Using "JSON" as the search string, find the matching lines below and copy them.

> Task input:
***

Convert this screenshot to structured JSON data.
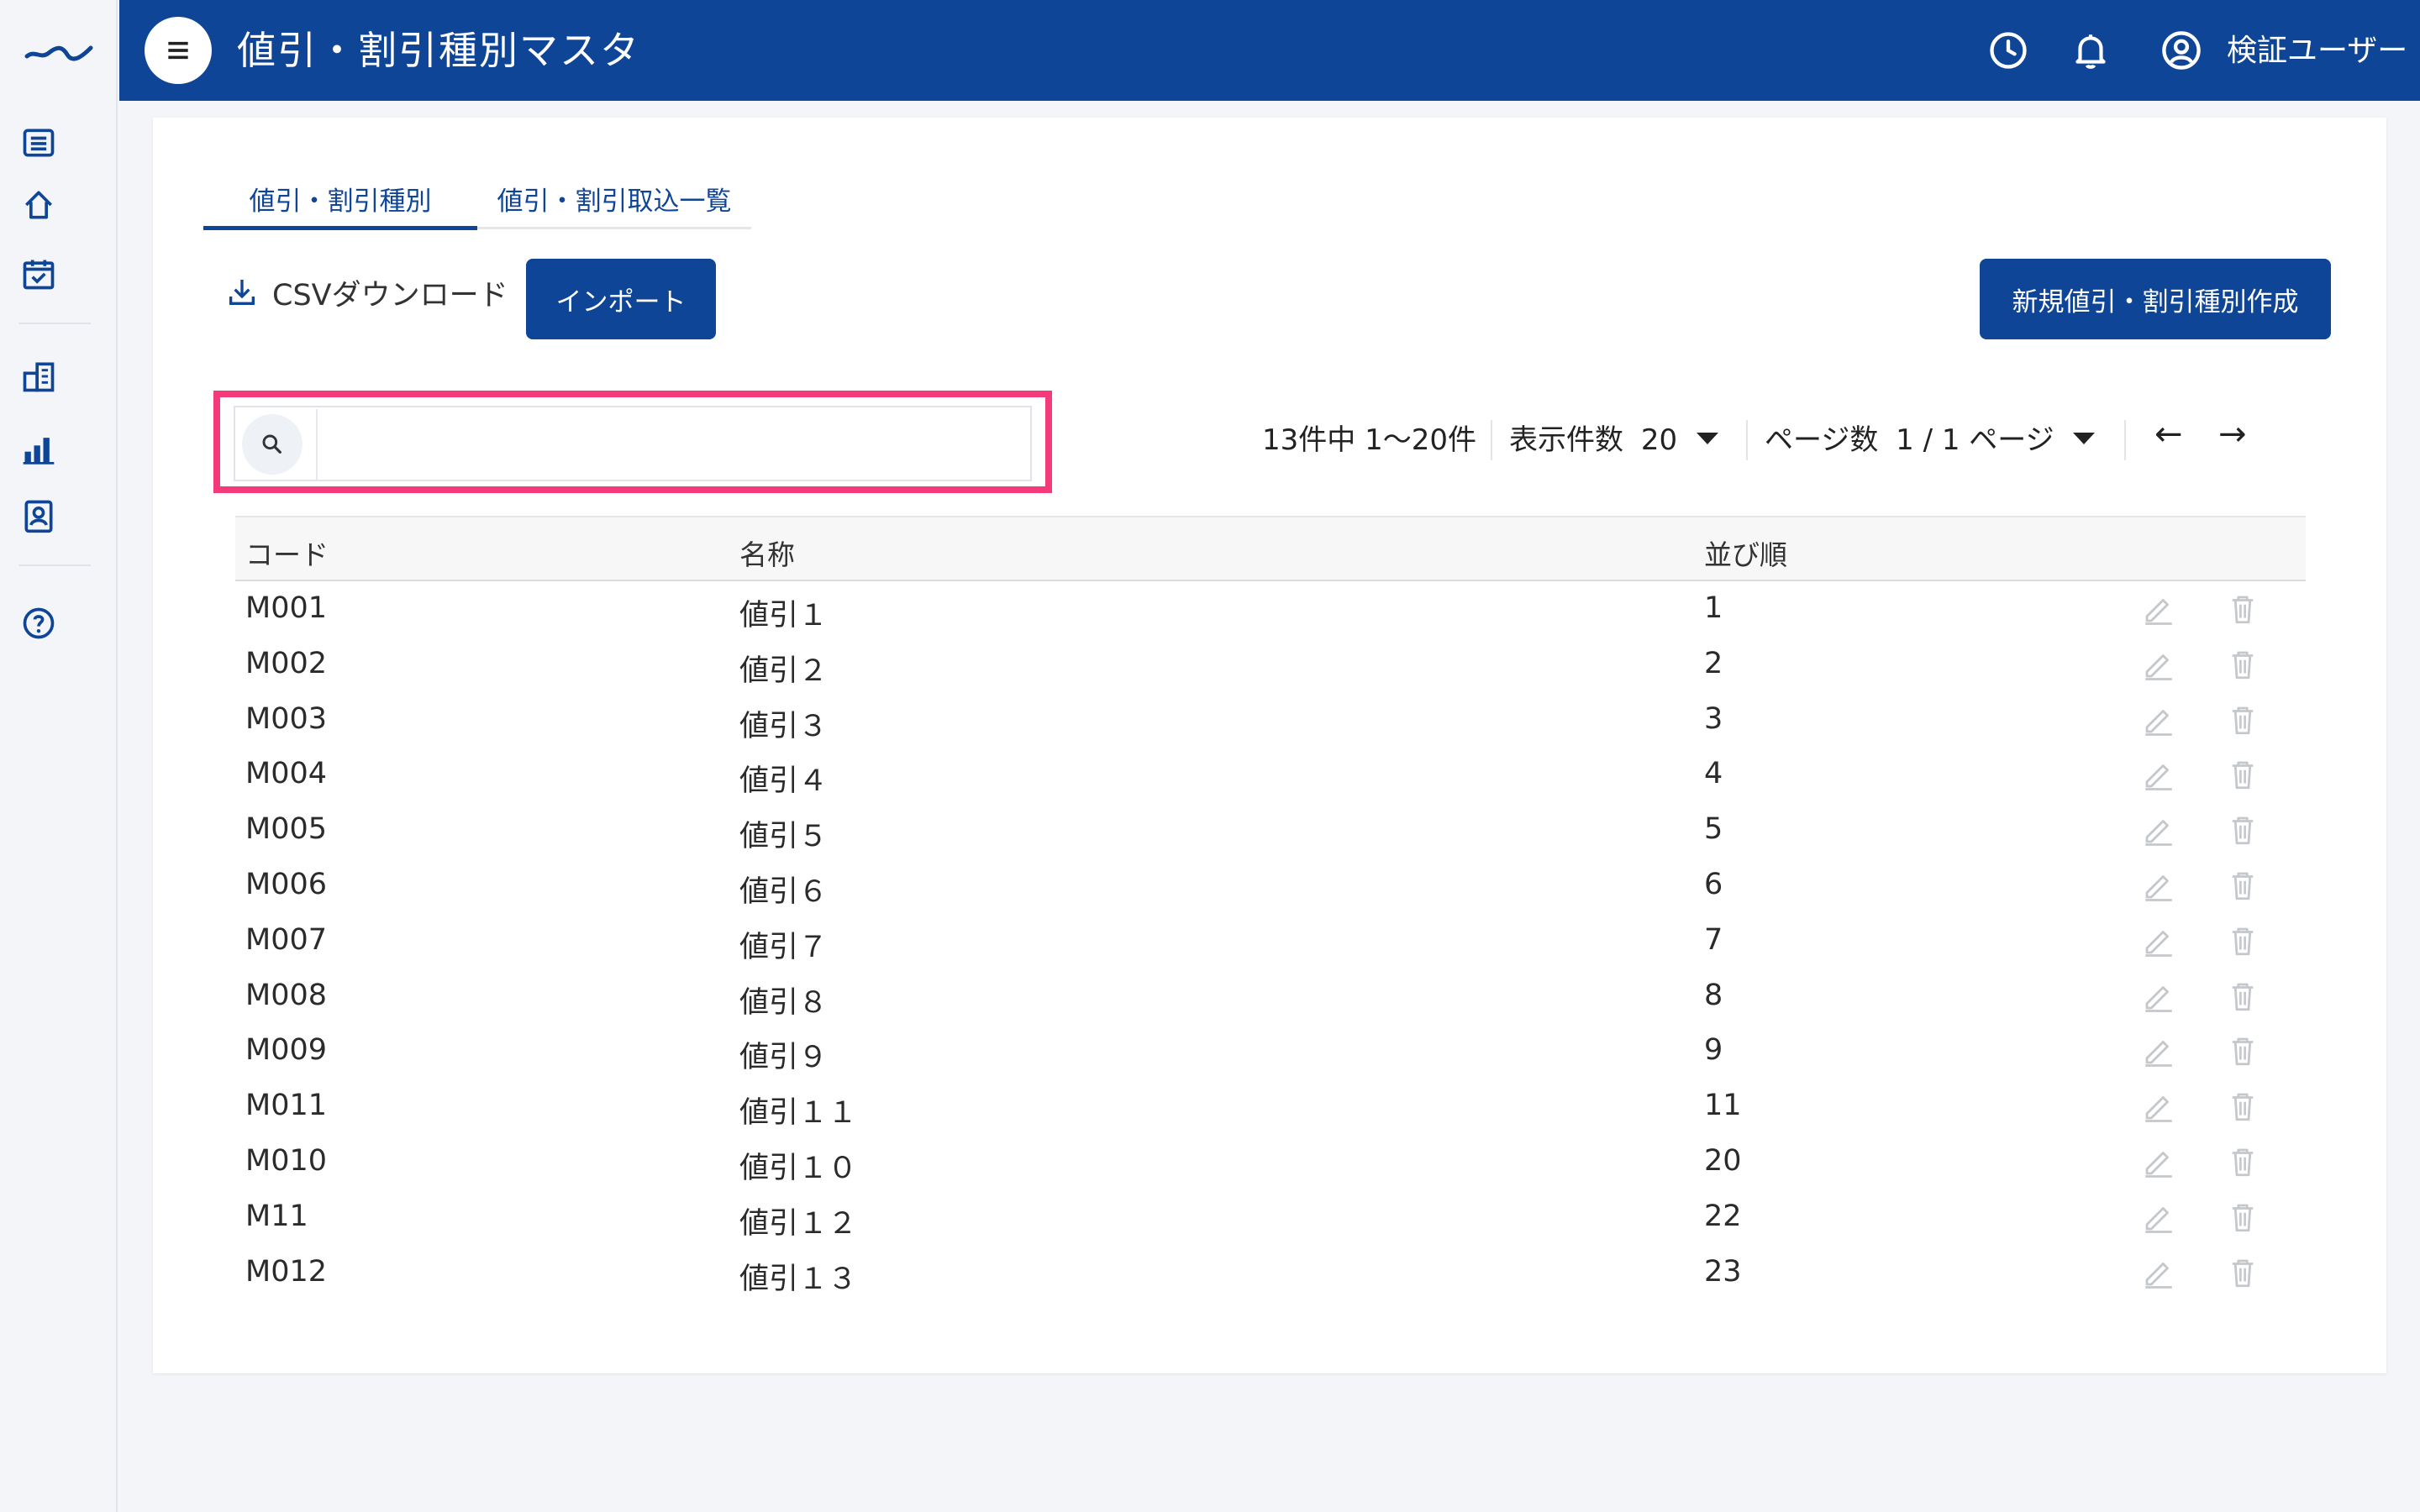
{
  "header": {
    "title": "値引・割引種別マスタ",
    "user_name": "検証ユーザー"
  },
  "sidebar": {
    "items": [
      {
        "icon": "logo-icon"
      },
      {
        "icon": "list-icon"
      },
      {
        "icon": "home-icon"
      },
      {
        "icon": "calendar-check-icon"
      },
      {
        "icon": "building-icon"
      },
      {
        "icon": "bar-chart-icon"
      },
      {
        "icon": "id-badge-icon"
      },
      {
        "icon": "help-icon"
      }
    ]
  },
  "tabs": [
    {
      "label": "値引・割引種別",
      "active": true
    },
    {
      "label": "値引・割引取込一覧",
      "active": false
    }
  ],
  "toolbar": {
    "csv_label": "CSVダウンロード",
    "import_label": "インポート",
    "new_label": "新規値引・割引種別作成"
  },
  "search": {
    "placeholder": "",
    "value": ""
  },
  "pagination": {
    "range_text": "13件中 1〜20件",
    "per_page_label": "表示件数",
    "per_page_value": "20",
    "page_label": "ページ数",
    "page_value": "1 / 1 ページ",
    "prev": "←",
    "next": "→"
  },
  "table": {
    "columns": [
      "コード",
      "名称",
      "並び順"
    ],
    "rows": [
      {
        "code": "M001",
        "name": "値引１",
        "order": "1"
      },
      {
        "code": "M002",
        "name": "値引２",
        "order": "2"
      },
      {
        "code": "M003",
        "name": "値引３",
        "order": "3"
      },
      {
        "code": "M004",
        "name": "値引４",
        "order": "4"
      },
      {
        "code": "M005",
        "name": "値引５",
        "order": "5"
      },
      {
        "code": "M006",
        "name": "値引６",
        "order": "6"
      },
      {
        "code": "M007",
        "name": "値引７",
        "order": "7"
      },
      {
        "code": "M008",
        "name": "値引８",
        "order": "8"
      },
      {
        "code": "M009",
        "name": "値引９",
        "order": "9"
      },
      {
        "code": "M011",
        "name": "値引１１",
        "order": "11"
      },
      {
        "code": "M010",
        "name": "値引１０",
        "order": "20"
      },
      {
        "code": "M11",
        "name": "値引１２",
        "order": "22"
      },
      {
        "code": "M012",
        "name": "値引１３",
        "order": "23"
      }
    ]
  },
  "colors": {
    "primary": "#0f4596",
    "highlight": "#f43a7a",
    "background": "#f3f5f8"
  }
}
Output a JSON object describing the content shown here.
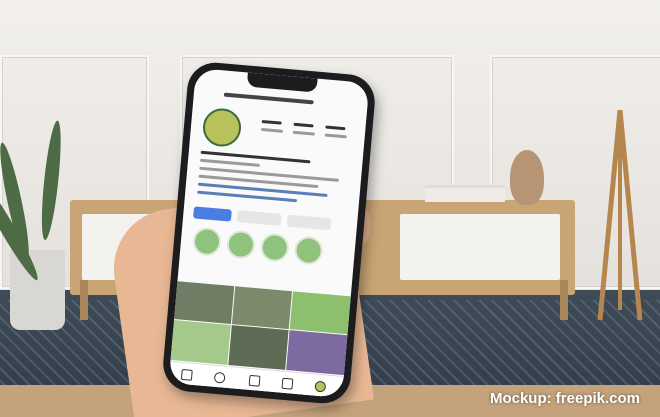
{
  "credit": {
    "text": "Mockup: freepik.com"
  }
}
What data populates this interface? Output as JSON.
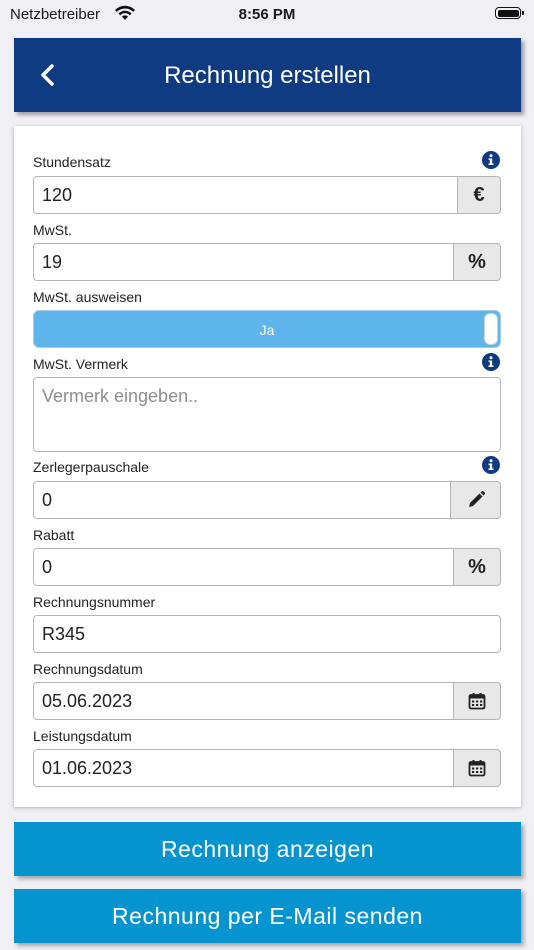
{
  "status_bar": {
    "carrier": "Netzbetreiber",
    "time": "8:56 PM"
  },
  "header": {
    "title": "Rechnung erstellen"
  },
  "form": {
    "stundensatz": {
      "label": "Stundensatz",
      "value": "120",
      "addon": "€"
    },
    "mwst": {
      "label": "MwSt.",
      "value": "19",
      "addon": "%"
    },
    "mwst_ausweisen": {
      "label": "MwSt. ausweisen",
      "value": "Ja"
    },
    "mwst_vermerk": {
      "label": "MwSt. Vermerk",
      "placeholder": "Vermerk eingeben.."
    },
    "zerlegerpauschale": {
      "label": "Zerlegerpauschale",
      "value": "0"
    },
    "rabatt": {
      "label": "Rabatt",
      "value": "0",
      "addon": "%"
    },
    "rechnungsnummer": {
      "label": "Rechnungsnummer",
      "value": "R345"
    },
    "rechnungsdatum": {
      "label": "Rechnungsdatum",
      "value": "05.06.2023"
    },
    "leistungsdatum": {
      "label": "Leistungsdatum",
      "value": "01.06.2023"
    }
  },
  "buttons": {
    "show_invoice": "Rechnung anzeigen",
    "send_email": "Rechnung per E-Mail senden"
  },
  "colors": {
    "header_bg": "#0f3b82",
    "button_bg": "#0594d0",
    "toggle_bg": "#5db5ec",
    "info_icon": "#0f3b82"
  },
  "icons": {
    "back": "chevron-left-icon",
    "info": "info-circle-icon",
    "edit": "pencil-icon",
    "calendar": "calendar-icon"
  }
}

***

> Solution below:
Convert this screenshot to structured JSON data.
Output a JSON object describing the content shown here.
What data populates this interface? Output as JSON.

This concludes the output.